*Work task*: Print the full listing exactly.
(Listed records begins)
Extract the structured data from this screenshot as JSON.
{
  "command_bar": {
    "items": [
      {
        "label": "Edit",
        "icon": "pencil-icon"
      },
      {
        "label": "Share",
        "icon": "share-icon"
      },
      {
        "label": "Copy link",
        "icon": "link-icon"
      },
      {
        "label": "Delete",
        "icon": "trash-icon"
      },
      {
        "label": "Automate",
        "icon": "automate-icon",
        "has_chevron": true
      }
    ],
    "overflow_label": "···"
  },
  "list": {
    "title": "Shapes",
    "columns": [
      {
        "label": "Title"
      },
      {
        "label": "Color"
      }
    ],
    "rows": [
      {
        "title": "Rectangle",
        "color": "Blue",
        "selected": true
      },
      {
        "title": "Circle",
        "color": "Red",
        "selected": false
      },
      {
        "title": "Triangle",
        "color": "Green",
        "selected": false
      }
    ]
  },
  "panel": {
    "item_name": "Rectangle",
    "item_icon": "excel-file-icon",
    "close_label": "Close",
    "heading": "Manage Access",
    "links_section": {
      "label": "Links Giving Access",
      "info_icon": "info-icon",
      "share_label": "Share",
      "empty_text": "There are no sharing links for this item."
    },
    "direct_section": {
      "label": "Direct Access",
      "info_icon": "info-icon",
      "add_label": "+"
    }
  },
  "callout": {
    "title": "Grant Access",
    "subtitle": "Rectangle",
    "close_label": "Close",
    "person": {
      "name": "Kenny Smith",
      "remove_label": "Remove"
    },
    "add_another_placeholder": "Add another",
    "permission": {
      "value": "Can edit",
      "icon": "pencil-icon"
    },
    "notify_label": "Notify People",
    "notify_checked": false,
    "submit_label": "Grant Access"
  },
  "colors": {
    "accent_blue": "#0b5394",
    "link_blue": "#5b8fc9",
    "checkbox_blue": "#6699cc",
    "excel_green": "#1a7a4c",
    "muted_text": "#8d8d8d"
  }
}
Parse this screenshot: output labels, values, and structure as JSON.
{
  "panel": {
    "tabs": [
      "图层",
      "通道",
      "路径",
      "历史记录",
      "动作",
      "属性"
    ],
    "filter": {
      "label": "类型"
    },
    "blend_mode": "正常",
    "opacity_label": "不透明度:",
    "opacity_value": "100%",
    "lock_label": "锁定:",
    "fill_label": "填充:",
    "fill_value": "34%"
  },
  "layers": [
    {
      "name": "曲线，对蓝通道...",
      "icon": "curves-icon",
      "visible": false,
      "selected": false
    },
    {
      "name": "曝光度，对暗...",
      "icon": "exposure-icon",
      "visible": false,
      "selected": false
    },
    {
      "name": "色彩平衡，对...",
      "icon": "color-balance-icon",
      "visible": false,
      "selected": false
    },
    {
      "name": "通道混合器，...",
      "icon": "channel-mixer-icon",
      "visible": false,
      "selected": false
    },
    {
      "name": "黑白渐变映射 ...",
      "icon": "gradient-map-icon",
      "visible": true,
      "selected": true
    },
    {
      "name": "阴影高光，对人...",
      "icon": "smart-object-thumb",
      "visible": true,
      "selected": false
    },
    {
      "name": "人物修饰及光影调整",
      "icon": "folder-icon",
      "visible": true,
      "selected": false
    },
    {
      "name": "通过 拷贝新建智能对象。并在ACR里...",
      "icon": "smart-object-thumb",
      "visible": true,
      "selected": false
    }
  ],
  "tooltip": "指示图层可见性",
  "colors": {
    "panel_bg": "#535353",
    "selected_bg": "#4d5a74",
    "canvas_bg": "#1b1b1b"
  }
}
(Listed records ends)
*Exercise output*:
Extract the structured data from this screenshot as JSON.
{
  "command_bar": {
    "items": [
      {
        "label": "Edit",
        "icon": "pencil-icon"
      },
      {
        "label": "Share",
        "icon": "share-icon"
      },
      {
        "label": "Copy link",
        "icon": "link-icon"
      },
      {
        "label": "Delete",
        "icon": "trash-icon"
      },
      {
        "label": "Automate",
        "icon": "automate-icon",
        "has_chevron": true
      }
    ],
    "overflow_label": "···"
  },
  "list": {
    "title": "Shapes",
    "columns": [
      {
        "label": "Title"
      },
      {
        "label": "Color"
      }
    ],
    "rows": [
      {
        "title": "Rectangle",
        "color": "Blue",
        "selected": true
      },
      {
        "title": "Circle",
        "color": "Red",
        "selected": false
      },
      {
        "title": "Triangle",
        "color": "Green",
        "selected": false
      }
    ]
  },
  "panel": {
    "item_name": "Rectangle",
    "item_icon": "excel-file-icon",
    "close_label": "Close",
    "heading": "Manage Access",
    "links_section": {
      "label": "Links Giving Access",
      "info_icon": "info-icon",
      "share_label": "Share",
      "empty_text": "There are no sharing links for this item."
    },
    "direct_section": {
      "label": "Direct Access",
      "info_icon": "info-icon",
      "add_label": "+"
    }
  },
  "callout": {
    "title": "Grant Access",
    "subtitle": "Rectangle",
    "close_label": "Close",
    "person": {
      "name": "Kenny Smith",
      "remove_label": "Remove"
    },
    "add_another_placeholder": "Add another",
    "permission": {
      "value": "Can edit",
      "icon": "pencil-icon"
    },
    "notify_label": "Notify People",
    "notify_checked": false,
    "submit_label": "Grant Access"
  },
  "colors": {
    "accent_blue": "#0b5394",
    "link_blue": "#5b8fc9",
    "checkbox_blue": "#6699cc",
    "excel_green": "#1a7a4c",
    "muted_text": "#8d8d8d"
  }
}
Parse this screenshot: output labels, values, and structure as JSON.
{
  "panel": {
    "tabs": [
      "图层",
      "通道",
      "路径",
      "历史记录",
      "动作",
      "属性"
    ],
    "filter": {
      "label": "类型"
    },
    "blend_mode": "正常",
    "opacity_label": "不透明度:",
    "opacity_value": "100%",
    "lock_label": "锁定:",
    "fill_label": "填充:",
    "fill_value": "34%"
  },
  "layers": [
    {
      "name": "曲线，对蓝通道...",
      "icon": "curves-icon",
      "visible": false,
      "selected": false
    },
    {
      "name": "曝光度，对暗...",
      "icon": "exposure-icon",
      "visible": false,
      "selected": false
    },
    {
      "name": "色彩平衡，对...",
      "icon": "color-balance-icon",
      "visible": false,
      "selected": false
    },
    {
      "name": "通道混合器，...",
      "icon": "channel-mixer-icon",
      "visible": false,
      "selected": false
    },
    {
      "name": "黑白渐变映射 ...",
      "icon": "gradient-map-icon",
      "visible": true,
      "selected": true
    },
    {
      "name": "阴影高光，对人...",
      "icon": "smart-object-thumb",
      "visible": true,
      "selected": false
    },
    {
      "name": "人物修饰及光影调整",
      "icon": "folder-icon",
      "visible": true,
      "selected": false
    },
    {
      "name": "通过 拷贝新建智能对象。并在ACR里...",
      "icon": "smart-object-thumb",
      "visible": true,
      "selected": false
    }
  ],
  "tooltip": "指示图层可见性",
  "colors": {
    "panel_bg": "#535353",
    "selected_bg": "#4d5a74",
    "canvas_bg": "#1b1b1b"
  }
}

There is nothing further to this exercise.